> _Assignment_: Every record should be copied exactly, except that pictures are to be omitted.

[Records from a dataset]
*** Block opens ***
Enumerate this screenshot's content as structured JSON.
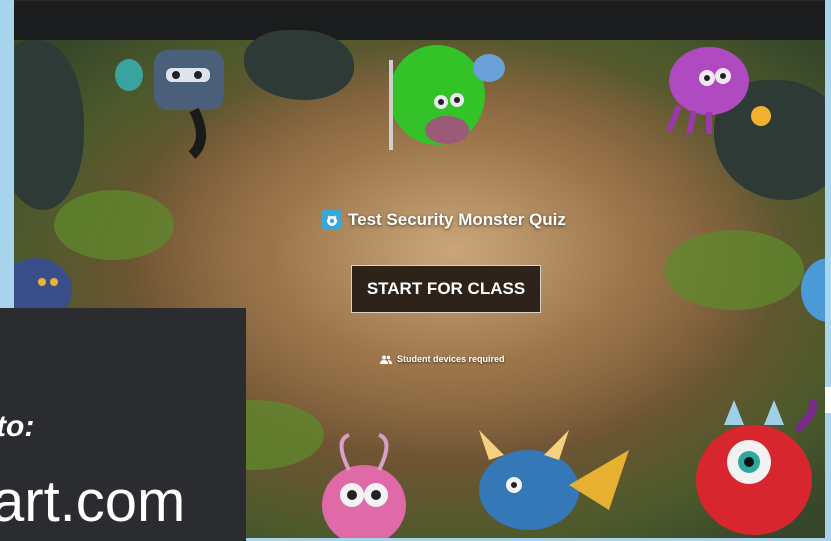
{
  "quiz": {
    "title": "Test Security Monster Quiz",
    "icon": "monster-quiz-icon"
  },
  "start_button": {
    "label": "START FOR CLASS"
  },
  "devices_note": {
    "text": "Student devices required",
    "icon": "people-icon"
  },
  "overlay": {
    "line1": "to:",
    "line2": "art.com"
  },
  "colors": {
    "topbar": "#1b1c1d",
    "button_bg": "#2d231b",
    "button_border": "#d8d2c8",
    "icon_bg": "#3aa7d8",
    "overlay_bg": "#2a2c2f"
  }
}
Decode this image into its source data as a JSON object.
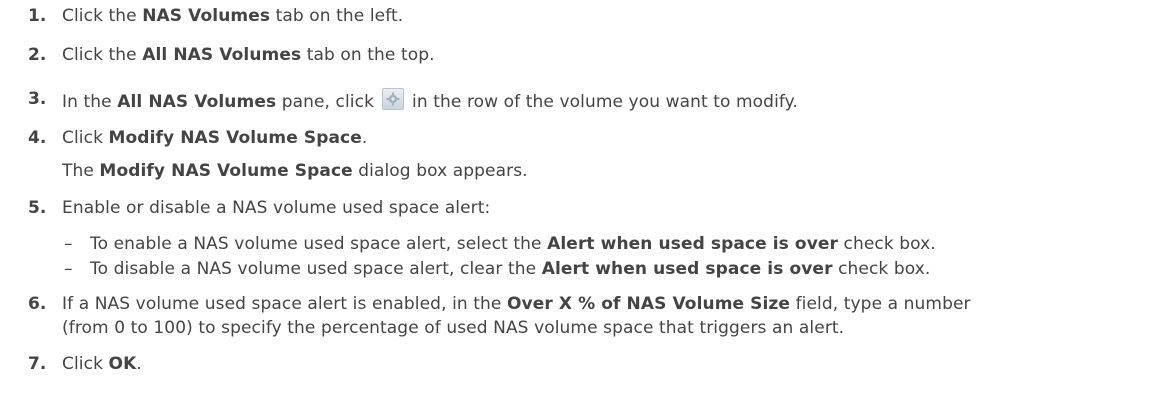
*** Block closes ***
> _The completed task_:
Enumerate this screenshot's content as structured JSON.
{
  "quiz": {
    "title": "Test Security Monster Quiz",
    "icon": "monster-quiz-icon"
  },
  "start_button": {
    "label": "START FOR CLASS"
  },
  "devices_note": {
    "text": "Student devices required",
    "icon": "people-icon"
  },
  "overlay": {
    "line1": "to:",
    "line2": "art.com"
  },
  "colors": {
    "topbar": "#1b1c1d",
    "button_bg": "#2d231b",
    "button_border": "#d8d2c8",
    "icon_bg": "#3aa7d8",
    "overlay_bg": "#2a2c2f"
  }
}
Decode this image into its source data as a JSON object.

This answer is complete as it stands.